Element data from apps and pages:
..............................

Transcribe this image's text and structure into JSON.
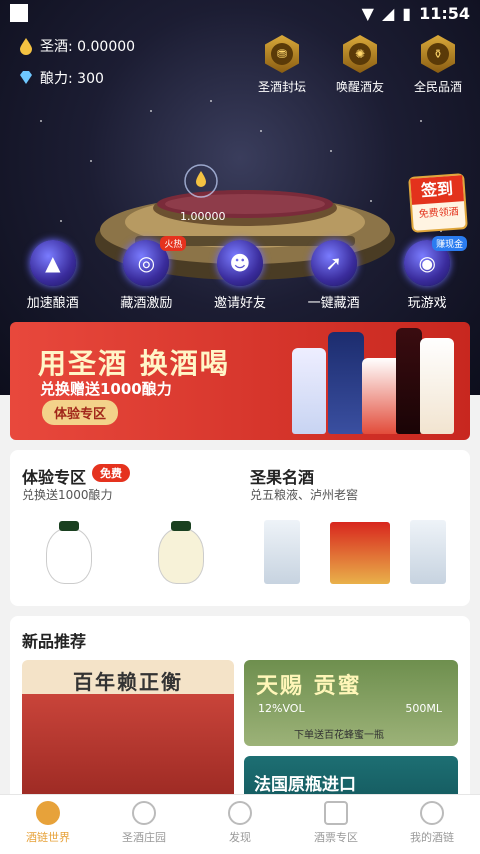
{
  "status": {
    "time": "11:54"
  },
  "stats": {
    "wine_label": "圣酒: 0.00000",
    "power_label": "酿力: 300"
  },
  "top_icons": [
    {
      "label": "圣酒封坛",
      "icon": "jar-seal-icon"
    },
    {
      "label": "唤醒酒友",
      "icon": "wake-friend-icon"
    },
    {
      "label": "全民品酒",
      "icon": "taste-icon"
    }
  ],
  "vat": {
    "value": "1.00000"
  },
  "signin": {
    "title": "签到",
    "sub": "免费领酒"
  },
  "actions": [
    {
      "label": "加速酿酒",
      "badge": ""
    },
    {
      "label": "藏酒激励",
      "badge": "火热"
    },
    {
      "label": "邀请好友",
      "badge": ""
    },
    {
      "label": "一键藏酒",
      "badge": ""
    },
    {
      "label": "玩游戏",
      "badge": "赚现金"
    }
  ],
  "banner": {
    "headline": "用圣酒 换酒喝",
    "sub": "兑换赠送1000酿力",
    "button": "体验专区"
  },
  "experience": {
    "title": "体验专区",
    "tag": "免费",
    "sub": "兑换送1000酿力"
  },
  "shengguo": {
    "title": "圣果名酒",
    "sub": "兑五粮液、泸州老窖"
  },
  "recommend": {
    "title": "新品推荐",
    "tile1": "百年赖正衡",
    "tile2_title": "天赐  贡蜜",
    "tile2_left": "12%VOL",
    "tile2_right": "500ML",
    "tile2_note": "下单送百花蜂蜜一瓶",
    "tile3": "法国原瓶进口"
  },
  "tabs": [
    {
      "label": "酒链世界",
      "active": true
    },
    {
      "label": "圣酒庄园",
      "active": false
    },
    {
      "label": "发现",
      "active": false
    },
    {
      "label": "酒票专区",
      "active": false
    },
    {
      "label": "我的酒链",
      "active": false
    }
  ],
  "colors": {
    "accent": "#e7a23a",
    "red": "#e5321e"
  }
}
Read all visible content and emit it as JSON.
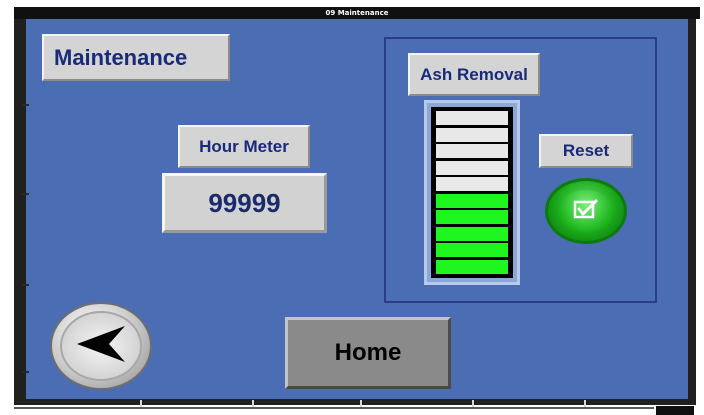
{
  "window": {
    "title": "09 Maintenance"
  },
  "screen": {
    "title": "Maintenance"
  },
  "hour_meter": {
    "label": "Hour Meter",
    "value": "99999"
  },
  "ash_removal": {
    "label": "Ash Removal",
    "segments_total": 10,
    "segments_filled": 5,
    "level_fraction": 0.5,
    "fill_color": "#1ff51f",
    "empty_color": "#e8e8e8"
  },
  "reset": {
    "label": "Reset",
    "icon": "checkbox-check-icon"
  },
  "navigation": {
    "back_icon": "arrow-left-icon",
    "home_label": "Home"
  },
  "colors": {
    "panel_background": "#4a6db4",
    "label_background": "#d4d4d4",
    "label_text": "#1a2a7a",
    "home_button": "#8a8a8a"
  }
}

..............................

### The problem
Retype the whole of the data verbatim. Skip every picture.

### Exercise response
Transcribe this image's text and structure into JSON.
{
  "status": {
    "time": "11:54"
  },
  "stats": {
    "wine_label": "圣酒: 0.00000",
    "power_label": "酿力: 300"
  },
  "top_icons": [
    {
      "label": "圣酒封坛",
      "icon": "jar-seal-icon"
    },
    {
      "label": "唤醒酒友",
      "icon": "wake-friend-icon"
    },
    {
      "label": "全民品酒",
      "icon": "taste-icon"
    }
  ],
  "vat": {
    "value": "1.00000"
  },
  "signin": {
    "title": "签到",
    "sub": "免费领酒"
  },
  "actions": [
    {
      "label": "加速酿酒",
      "badge": ""
    },
    {
      "label": "藏酒激励",
      "badge": "火热"
    },
    {
      "label": "邀请好友",
      "badge": ""
    },
    {
      "label": "一键藏酒",
      "badge": ""
    },
    {
      "label": "玩游戏",
      "badge": "赚现金"
    }
  ],
  "banner": {
    "headline": "用圣酒 换酒喝",
    "sub": "兑换赠送1000酿力",
    "button": "体验专区"
  },
  "experience": {
    "title": "体验专区",
    "tag": "免费",
    "sub": "兑换送1000酿力"
  },
  "shengguo": {
    "title": "圣果名酒",
    "sub": "兑五粮液、泸州老窖"
  },
  "recommend": {
    "title": "新品推荐",
    "tile1": "百年赖正衡",
    "tile2_title": "天赐  贡蜜",
    "tile2_left": "12%VOL",
    "tile2_right": "500ML",
    "tile2_note": "下单送百花蜂蜜一瓶",
    "tile3": "法国原瓶进口"
  },
  "tabs": [
    {
      "label": "酒链世界",
      "active": true
    },
    {
      "label": "圣酒庄园",
      "active": false
    },
    {
      "label": "发现",
      "active": false
    },
    {
      "label": "酒票专区",
      "active": false
    },
    {
      "label": "我的酒链",
      "active": false
    }
  ],
  "colors": {
    "accent": "#e7a23a",
    "red": "#e5321e"
  }
}
Read all visible content and emit it as JSON.
{
  "window": {
    "title": "09 Maintenance"
  },
  "screen": {
    "title": "Maintenance"
  },
  "hour_meter": {
    "label": "Hour Meter",
    "value": "99999"
  },
  "ash_removal": {
    "label": "Ash Removal",
    "segments_total": 10,
    "segments_filled": 5,
    "level_fraction": 0.5,
    "fill_color": "#1ff51f",
    "empty_color": "#e8e8e8"
  },
  "reset": {
    "label": "Reset",
    "icon": "checkbox-check-icon"
  },
  "navigation": {
    "back_icon": "arrow-left-icon",
    "home_label": "Home"
  },
  "colors": {
    "panel_background": "#4a6db4",
    "label_background": "#d4d4d4",
    "label_text": "#1a2a7a",
    "home_button": "#8a8a8a"
  }
}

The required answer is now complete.